As Marty Lederman noted, without action, most of Rosenstein’s deputy attorney general (DAG) responsibilities would automatically have passed to the Principal Assistant Deputy Attorney General (PADAG) Edward O’Callaghan. Therefore, if the White turns to Matthew Whitaker, Attorney General Jeff Sessions’ chief of staff, it would represent an affirmative and remarkable choice to elevate Whitaker, and not O’Callaghan.
However, those machinations are a separate matter from who would assume responsibility to oversee the Russia or “hush money” investigation involving President Donald Trump’s former personal attorney, Michael Cohen. Mueller reports to the attorney general, and Rosenstein was serving as the acting attorney general for those purposes, because Sessions had to recuse himself. The same is true for the hush money investigation being conducted in the Southern District of New York. There, the acting U.S. attorney (because the U.S. Attorney is recused due to his involvement in the Trump campaign) presumably reports to Rosenstein in his acting attorney general role as well.
So what happens to the oversight of those investigations if Rosenstein departs?
As Steve Vladeck notes, the Vacancies Reform Act allows Trump to appoint an acting deputy attorney general, but such an appointment does not automatically become acting attorney general for purposes of Russia or hush money investigation oversight. Consistent with Steve’s understanding, the New York Times reports that Solicitor General Noel Francisco would oversee the Mueller investigation while Whitaker takes over as Deputy Attorney General.
One caveat: The reason why the new acting Deputy Attorney Genera can’t oversee the Russia and hush money investigations is due to a rule that an “acting” Justice Department official cannot perform “acting” functions of another official. There is some debate on whether this rule is a settled matter, as Kel McClanahan explains:
This is correct. Sort of.
So here's the thing. The "no double acting" is a DOJ PRACTICE, but I don't think it's actually a law or reg anywhere. It's a norm. And we all know how Trump feels about following norms.
I'm not making a joke here. To his credit, most of the "rules" …
— National Security Counselors (@NatlSecCnslrs) September 24, 2018
At the same time, some have raised questions about whether Francisco might need to recuse himself from oversight of the Russia investigation because Jones Day, Francisco’s former law firm, represented the Trump campaign. As Lederman noted, as solicitor general, Francisco has been recused from all Supreme Court cases in which Jones Day has represented a party. But unless and until that recusal happens, Francisco will be the acting attorney general for purposes of overseeing the Russia and hush money investigations.
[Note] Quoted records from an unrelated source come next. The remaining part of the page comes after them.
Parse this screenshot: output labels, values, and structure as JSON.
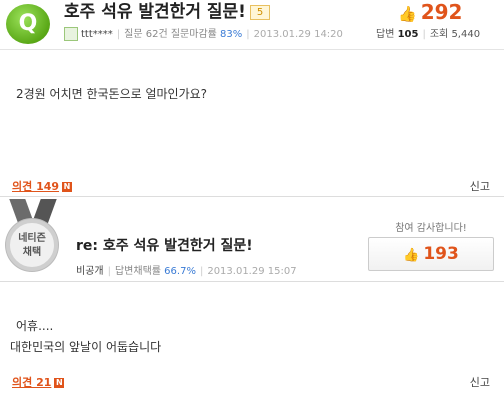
{
  "question": {
    "badge": "Q",
    "title": "호주 석유 발견한거 질문!",
    "level": "5",
    "likes": "292",
    "author": "ttt****",
    "question_count": "질문 62건",
    "deadline_rate_label": "질문마감률",
    "deadline_rate": "83%",
    "datetime": "2013.01.29 14:20",
    "answers_label": "답변",
    "answers": "105",
    "views_label": "조회",
    "views": "5,440",
    "body": "2경원 어치면 한국돈으로 얼마인가요?"
  },
  "opinion_q": {
    "label": "의견 149",
    "new_icon": "N",
    "report": "신고"
  },
  "answer": {
    "medal_line1": "네티즌",
    "medal_line2": "채택",
    "title": "re: 호주 석유 발견한거 질문!",
    "author": "비공개",
    "adopt_rate_label": "답변채택률",
    "adopt_rate": "66.7%",
    "datetime": "2013.01.29 15:07",
    "thanks_label": "참여 감사합니다!",
    "likes": "193",
    "body_line1": "어휴....",
    "body_line2": "대한민국의 앞날이 어둡습니다"
  },
  "opinion_a": {
    "label": "의견 21",
    "new_icon": "N",
    "report": "신고"
  },
  "icons": {
    "like": "thumbs-up-icon",
    "avatar": "user-avatar-icon",
    "medal": "medal-icon"
  },
  "colors": {
    "accent": "#e0541b",
    "badge_green": "#5aa817",
    "pct_blue": "#3a7bd5"
  }
}
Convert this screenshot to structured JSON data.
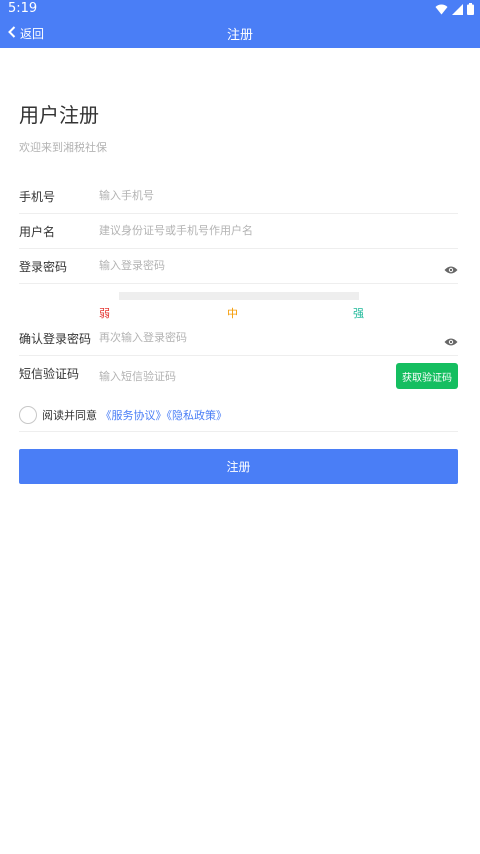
{
  "status_bar": {
    "time": "5:19"
  },
  "app_bar": {
    "back_label": "返回",
    "title": "注册"
  },
  "page": {
    "title": "用户注册",
    "subtitle": "欢迎来到湘税社保"
  },
  "fields": {
    "phone": {
      "label": "手机号",
      "placeholder": "输入手机号",
      "value": ""
    },
    "username": {
      "label": "用户名",
      "placeholder": "建议身份证号或手机号作用户名",
      "value": ""
    },
    "password": {
      "label": "登录密码",
      "placeholder": "输入登录密码",
      "value": ""
    },
    "confirm_password": {
      "label": "确认登录密码",
      "placeholder": "再次输入登录密码",
      "value": ""
    },
    "sms_code": {
      "label": "短信验证码",
      "placeholder": "输入短信验证码",
      "value": "",
      "button_label": "获取验证码"
    }
  },
  "strength": {
    "weak": "弱",
    "medium": "中",
    "strong": "强",
    "colors": {
      "weak": "#e53935",
      "medium": "#f59a00",
      "strong": "#1cb899"
    }
  },
  "agreement": {
    "prefix": "阅读并同意",
    "service": "《服务协议》",
    "privacy": "《隐私政策》",
    "checked": false
  },
  "submit": {
    "label": "注册"
  },
  "colors": {
    "primary": "#4a7ef6",
    "sms_button": "#15be60",
    "placeholder": "#b3b3b3"
  },
  "icons": [
    "wifi-icon",
    "signal-icon",
    "battery-icon",
    "back-chevron-icon",
    "eye-icon"
  ]
}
If Francisco were recused, the baton would presumably be handed to the next in succession, which would be the current Assistant Attorney General for the Office of Legal Counsel Steve Engel.